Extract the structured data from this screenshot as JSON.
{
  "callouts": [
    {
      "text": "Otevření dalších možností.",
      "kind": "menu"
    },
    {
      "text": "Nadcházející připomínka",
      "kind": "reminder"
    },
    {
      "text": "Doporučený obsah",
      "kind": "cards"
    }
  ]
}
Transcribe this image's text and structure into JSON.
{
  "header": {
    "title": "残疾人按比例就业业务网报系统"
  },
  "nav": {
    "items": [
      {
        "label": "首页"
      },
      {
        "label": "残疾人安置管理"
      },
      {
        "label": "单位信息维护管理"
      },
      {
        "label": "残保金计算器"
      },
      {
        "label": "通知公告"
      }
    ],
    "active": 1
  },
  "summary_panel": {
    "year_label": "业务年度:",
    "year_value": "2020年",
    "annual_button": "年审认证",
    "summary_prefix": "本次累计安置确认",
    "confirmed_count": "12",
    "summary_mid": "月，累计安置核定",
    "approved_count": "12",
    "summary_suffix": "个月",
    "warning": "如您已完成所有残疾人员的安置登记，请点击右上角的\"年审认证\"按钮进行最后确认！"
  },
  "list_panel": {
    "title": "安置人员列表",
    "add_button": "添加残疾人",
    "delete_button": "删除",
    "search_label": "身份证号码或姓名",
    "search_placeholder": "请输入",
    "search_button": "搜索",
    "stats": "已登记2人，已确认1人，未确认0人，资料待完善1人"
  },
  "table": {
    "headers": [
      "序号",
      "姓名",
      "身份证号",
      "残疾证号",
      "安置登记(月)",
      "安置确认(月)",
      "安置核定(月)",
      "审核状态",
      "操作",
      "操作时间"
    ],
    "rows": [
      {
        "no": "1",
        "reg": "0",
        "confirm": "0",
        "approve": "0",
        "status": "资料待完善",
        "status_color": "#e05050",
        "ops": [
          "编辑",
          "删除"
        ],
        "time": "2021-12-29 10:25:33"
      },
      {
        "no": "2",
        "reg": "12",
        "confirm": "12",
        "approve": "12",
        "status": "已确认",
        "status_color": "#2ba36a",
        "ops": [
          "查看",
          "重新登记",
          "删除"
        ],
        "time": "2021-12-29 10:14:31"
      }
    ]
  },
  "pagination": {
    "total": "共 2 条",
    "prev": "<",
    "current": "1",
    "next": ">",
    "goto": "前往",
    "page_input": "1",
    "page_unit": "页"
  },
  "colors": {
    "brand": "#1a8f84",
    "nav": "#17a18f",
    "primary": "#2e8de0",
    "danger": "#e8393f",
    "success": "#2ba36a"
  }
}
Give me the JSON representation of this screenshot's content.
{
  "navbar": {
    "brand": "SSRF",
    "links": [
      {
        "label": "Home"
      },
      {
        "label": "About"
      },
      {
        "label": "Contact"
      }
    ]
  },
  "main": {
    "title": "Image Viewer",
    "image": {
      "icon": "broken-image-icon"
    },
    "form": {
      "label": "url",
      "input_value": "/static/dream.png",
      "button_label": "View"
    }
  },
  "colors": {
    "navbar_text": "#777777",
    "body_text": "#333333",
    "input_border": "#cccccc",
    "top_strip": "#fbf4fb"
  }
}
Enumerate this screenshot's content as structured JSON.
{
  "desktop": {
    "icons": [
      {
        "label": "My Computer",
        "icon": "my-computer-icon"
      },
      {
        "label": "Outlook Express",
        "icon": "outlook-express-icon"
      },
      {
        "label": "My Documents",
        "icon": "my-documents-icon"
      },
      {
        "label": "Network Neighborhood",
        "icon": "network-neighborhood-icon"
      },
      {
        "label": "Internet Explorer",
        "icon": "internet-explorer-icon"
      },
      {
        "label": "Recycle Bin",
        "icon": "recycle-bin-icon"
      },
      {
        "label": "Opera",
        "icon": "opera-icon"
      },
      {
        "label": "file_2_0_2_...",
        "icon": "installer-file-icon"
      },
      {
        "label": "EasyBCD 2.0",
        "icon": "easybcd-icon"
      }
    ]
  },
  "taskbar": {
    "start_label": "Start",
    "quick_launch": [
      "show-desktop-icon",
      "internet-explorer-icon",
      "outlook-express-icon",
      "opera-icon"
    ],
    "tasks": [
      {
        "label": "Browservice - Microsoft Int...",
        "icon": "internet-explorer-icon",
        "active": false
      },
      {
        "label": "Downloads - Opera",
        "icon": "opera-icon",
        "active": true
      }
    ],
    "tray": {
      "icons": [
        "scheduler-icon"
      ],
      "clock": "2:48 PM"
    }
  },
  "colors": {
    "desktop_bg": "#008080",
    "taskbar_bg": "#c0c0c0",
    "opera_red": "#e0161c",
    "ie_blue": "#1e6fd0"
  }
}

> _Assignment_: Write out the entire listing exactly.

> _Solution_:
Extract the structured data from this screenshot as JSON.
{
  "callouts": [
    {
      "text": "Otevření dalších možností.",
      "kind": "menu"
    },
    {
      "text": "Nadcházející připomínka",
      "kind": "reminder"
    },
    {
      "text": "Doporučený obsah",
      "kind": "cards"
    }
  ]
}
Transcribe this image's text and structure into JSON.
{
  "header": {
    "title": "残疾人按比例就业业务网报系统"
  },
  "nav": {
    "items": [
      {
        "label": "首页"
      },
      {
        "label": "残疾人安置管理"
      },
      {
        "label": "单位信息维护管理"
      },
      {
        "label": "残保金计算器"
      },
      {
        "label": "通知公告"
      }
    ],
    "active": 1
  },
  "summary_panel": {
    "year_label": "业务年度:",
    "year_value": "2020年",
    "annual_button": "年审认证",
    "summary_prefix": "本次累计安置确认",
    "confirmed_count": "12",
    "summary_mid": "月，累计安置核定",
    "approved_count": "12",
    "summary_suffix": "个月",
    "warning": "如您已完成所有残疾人员的安置登记，请点击右上角的\"年审认证\"按钮进行最后确认！"
  },
  "list_panel": {
    "title": "安置人员列表",
    "add_button": "添加残疾人",
    "delete_button": "删除",
    "search_label": "身份证号码或姓名",
    "search_placeholder": "请输入",
    "search_button": "搜索",
    "stats": "已登记2人，已确认1人，未确认0人，资料待完善1人"
  },
  "table": {
    "headers": [
      "序号",
      "姓名",
      "身份证号",
      "残疾证号",
      "安置登记(月)",
      "安置确认(月)",
      "安置核定(月)",
      "审核状态",
      "操作",
      "操作时间"
    ],
    "rows": [
      {
        "no": "1",
        "reg": "0",
        "confirm": "0",
        "approve": "0",
        "status": "资料待完善",
        "status_color": "#e05050",
        "ops": [
          "编辑",
          "删除"
        ],
        "time": "2021-12-29 10:25:33"
      },
      {
        "no": "2",
        "reg": "12",
        "confirm": "12",
        "approve": "12",
        "status": "已确认",
        "status_color": "#2ba36a",
        "ops": [
          "查看",
          "重新登记",
          "删除"
        ],
        "time": "2021-12-29 10:14:31"
      }
    ]
  },
  "pagination": {
    "total": "共 2 条",
    "prev": "<",
    "current": "1",
    "next": ">",
    "goto": "前往",
    "page_input": "1",
    "page_unit": "页"
  },
  "colors": {
    "brand": "#1a8f84",
    "nav": "#17a18f",
    "primary": "#2e8de0",
    "danger": "#e8393f",
    "success": "#2ba36a"
  }
}
Give me the JSON representation of this screenshot's content.
{
  "navbar": {
    "brand": "SSRF",
    "links": [
      {
        "label": "Home"
      },
      {
        "label": "About"
      },
      {
        "label": "Contact"
      }
    ]
  },
  "main": {
    "title": "Image Viewer",
    "image": {
      "icon": "broken-image-icon"
    },
    "form": {
      "label": "url",
      "input_value": "/static/dream.png",
      "button_label": "View"
    }
  },
  "colors": {
    "navbar_text": "#777777",
    "body_text": "#333333",
    "input_border": "#cccccc",
    "top_strip": "#fbf4fb"
  }
}
Enumerate this screenshot's content as structured JSON.
{
  "desktop": {
    "icons": [
      {
        "label": "My Computer",
        "icon": "my-computer-icon"
      },
      {
        "label": "Outlook Express",
        "icon": "outlook-express-icon"
      },
      {
        "label": "My Documents",
        "icon": "my-documents-icon"
      },
      {
        "label": "Network Neighborhood",
        "icon": "network-neighborhood-icon"
      },
      {
        "label": "Internet Explorer",
        "icon": "internet-explorer-icon"
      },
      {
        "label": "Recycle Bin",
        "icon": "recycle-bin-icon"
      },
      {
        "label": "Opera",
        "icon": "opera-icon"
      },
      {
        "label": "file_2_0_2_...",
        "icon": "installer-file-icon"
      },
      {
        "label": "EasyBCD 2.0",
        "icon": "easybcd-icon"
      }
    ]
  },
  "taskbar": {
    "start_label": "Start",
    "quick_launch": [
      "show-desktop-icon",
      "internet-explorer-icon",
      "outlook-express-icon",
      "opera-icon"
    ],
    "tasks": [
      {
        "label": "Browservice - Microsoft Int...",
        "icon": "internet-explorer-icon",
        "active": false
      },
      {
        "label": "Downloads - Opera",
        "icon": "opera-icon",
        "active": true
      }
    ],
    "tray": {
      "icons": [
        "scheduler-icon"
      ],
      "clock": "2:48 PM"
    }
  },
  "colors": {
    "desktop_bg": "#008080",
    "taskbar_bg": "#c0c0c0",
    "opera_red": "#e0161c",
    "ie_blue": "#1e6fd0"
  }
}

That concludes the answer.